                                                paulj

                                                1 Reply
                                                1. re: paulj

                                                  I have a fagor Duo pressure cooker and have their portable induction burner as well. Love using them together, the great thing about induction is excatly that you can fine tune it. And because of the energy efficientcy of both of these things you do save plenty of time and energy. Not to mention my kitchen dosent turn into a miserable tropical environment when cooking with them in the summer becasue there is very little heat given off. I called Fagor and verified that all of their regular cookware and all of their pressure cookers from cheapest model to most expensive models are all induction compatible. Pressure cooking on induction is defintely my new cooking method of choice!!! Ps- The fagor customer service person told me they have videos on both the pressure cookers and the induction on youtube.. you might want to take a look.

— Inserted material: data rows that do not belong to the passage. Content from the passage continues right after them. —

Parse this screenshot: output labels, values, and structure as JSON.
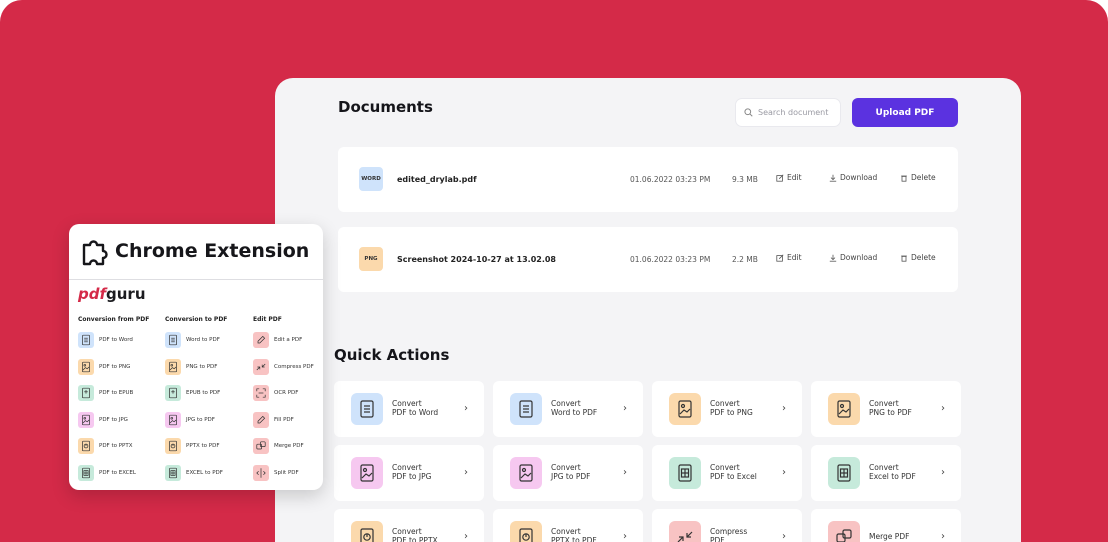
{
  "documents": {
    "title": "Documents",
    "search_placeholder": "Search document",
    "upload_label": "Upload PDF",
    "rows": [
      {
        "type": "WORD",
        "type_color": "#cfe3fb",
        "name": "edited_drylab.pdf",
        "date": "01.06.2022 03:23 PM",
        "size": "9.3 MB",
        "edit": "Edit",
        "download": "Download",
        "delete": "Delete"
      },
      {
        "type": "PNG",
        "type_color": "#fbd9ac",
        "name": "Screenshot 2024-10-27 at 13.02.08",
        "date": "01.06.2022 03:23 PM",
        "size": "2.2 MB",
        "edit": "Edit",
        "download": "Download",
        "delete": "Delete"
      }
    ]
  },
  "quick_actions": {
    "title": "Quick Actions",
    "tiles": [
      {
        "line1": "Convert",
        "line2": "PDF to Word",
        "icon": "document-icon",
        "color": "#cfe3fb"
      },
      {
        "line1": "Convert",
        "line2": "Word to PDF",
        "icon": "document-icon",
        "color": "#cfe3fb"
      },
      {
        "line1": "Convert",
        "line2": "PDF to PNG",
        "icon": "image-icon",
        "color": "#fbd9ac"
      },
      {
        "line1": "Convert",
        "line2": "PNG to PDF",
        "icon": "image-icon",
        "color": "#fbd9ac"
      },
      {
        "line1": "Convert",
        "line2": "PDF to JPG",
        "icon": "image-icon",
        "color": "#f6c8f0"
      },
      {
        "line1": "Convert",
        "line2": "JPG to PDF",
        "icon": "image-icon",
        "color": "#f6c8f0"
      },
      {
        "line1": "Convert",
        "line2": "PDF to Excel",
        "icon": "table-icon",
        "color": "#c6eadb"
      },
      {
        "line1": "Convert",
        "line2": "Excel to PDF",
        "icon": "table-icon",
        "color": "#c6eadb"
      },
      {
        "line1": "Convert",
        "line2": "PDF to PPTX",
        "icon": "presentation-icon",
        "color": "#fbd9ac"
      },
      {
        "line1": "Convert",
        "line2": "PPTX to PDF",
        "icon": "presentation-icon",
        "color": "#fbd9ac"
      },
      {
        "line1": "Compress",
        "line2": "PDF",
        "icon": "compress-icon",
        "color": "#f8c3c3"
      },
      {
        "line1": "Merge PDF",
        "line2": "",
        "icon": "merge-icon",
        "color": "#f8c3c3"
      }
    ]
  },
  "extension": {
    "title": "Chrome Extension",
    "logo_pdf": "pdf",
    "logo_guru": "guru",
    "columns": [
      {
        "heading": "Conversion from PDF",
        "items": [
          {
            "label": "PDF to Word",
            "color": "#cfe3fb",
            "icon": "document-icon"
          },
          {
            "label": "PDF to PNG",
            "color": "#fbd9ac",
            "icon": "image-icon"
          },
          {
            "label": "PDF to EPUB",
            "color": "#c6eadb",
            "icon": "book-icon"
          },
          {
            "label": "PDF to JPG",
            "color": "#f6c8f0",
            "icon": "image-icon"
          },
          {
            "label": "PDF to PPTX",
            "color": "#fbd9ac",
            "icon": "presentation-icon"
          },
          {
            "label": "PDF to EXCEL",
            "color": "#c6eadb",
            "icon": "table-icon"
          }
        ]
      },
      {
        "heading": "Conversion to PDF",
        "items": [
          {
            "label": "Word to PDF",
            "color": "#cfe3fb",
            "icon": "document-icon"
          },
          {
            "label": "PNG to PDF",
            "color": "#fbd9ac",
            "icon": "image-icon"
          },
          {
            "label": "EPUB to PDF",
            "color": "#c6eadb",
            "icon": "book-icon"
          },
          {
            "label": "JPG to PDF",
            "color": "#f6c8f0",
            "icon": "image-icon"
          },
          {
            "label": "PPTX to PDF",
            "color": "#fbd9ac",
            "icon": "presentation-icon"
          },
          {
            "label": "EXCEL to PDF",
            "color": "#c6eadb",
            "icon": "table-icon"
          }
        ]
      },
      {
        "heading": "Edit PDF",
        "items": [
          {
            "label": "Edit a PDF",
            "color": "#f8c3c3",
            "icon": "pencil-icon"
          },
          {
            "label": "Compress PDF",
            "color": "#f8c3c3",
            "icon": "compress-icon"
          },
          {
            "label": "OCR PDF",
            "color": "#f8c3c3",
            "icon": "ocr-icon"
          },
          {
            "label": "Fill PDF",
            "color": "#f8c3c3",
            "icon": "pencil-icon"
          },
          {
            "label": "Merge PDF",
            "color": "#f8c3c3",
            "icon": "merge-icon"
          },
          {
            "label": "Split PDF",
            "color": "#f8c3c3",
            "icon": "split-icon"
          }
        ]
      }
    ]
  },
  "colors": {
    "background": "#d42a48",
    "accent": "#5b32e0",
    "window": "#f4f4f6"
  }
}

                                                2. My last food column for the local newspaper was on pressure cookers. I have the Fagor digital, and love, love, love it.

                                                  2 Replies
                                                  1. re: pikawicca

                                                    I'd love to see your column or a link to it as I teach pressure cooking. Not sure what the Fagor digital is. Can you explain?
                                                    I have a You Tube video on using the pressure cooker, too.
                                                    What's not to like about pressure cooking?

                                                    1. re: The Veggie Queen

                                                      The Fagor digital is their new Comb-Cooker. It is electronic and is a programmable 6 qt, pressure cooker, slow cooker and rice cooker, all in one appliance. Pikawicca got hers from the shop I work in, we are selling through and reordering soon. They are great. I'd buy one but I have a 6qt. and 10 qt. Fagor. I am sending one to my niece for Christmas.

                                                  2. I purchased this Fagor U Cook set from Amazon about 2 wks ago:
                                                    http://www.amazon.com/Fagor-7-Piece-D...

                                                    I chose this one after a ton of research. While the Kuhn Rikon is the Lexus of PC's the Fagor is at least a Camry. Solid construction, dual pressure, no jiggly thing on top. Very safe and easy to use. This set comes with some useful accessories.

                                                    Be careful to get a PC that goes to 15 psi as most recipes are written (and timed) for 15. Some of them don't go that high and your times will increase.

                                                    2 Replies
                                                    1. re: al b. darned

                                                      The Fagor U Cook set is the sleeper of the Fagor line and extremely popular in Europe where kitchen storage is an issue. I agree about the Camry issue and which PC to purchase. I describe it just that way except I say that the other ones (Kuhn Rikon, WMF and Fissler) are the Mercedes of cookers. I am fine with a more standard car, and PC, myself.

                                                      1. re: The Veggie Queen

                                                        I'd find the 6L pot in the U Cook set more useful than the 8 in other sets. When I handled it the 8 just seemed too big. It appears that the base of the 6 fits inside the 4. They also use the taper on the 6 to support the steamer basket. Making the steamer holes serve double duty as a grater might be pushing the cleverness a bit too far! I'll have to keep an eye on the prices for this set.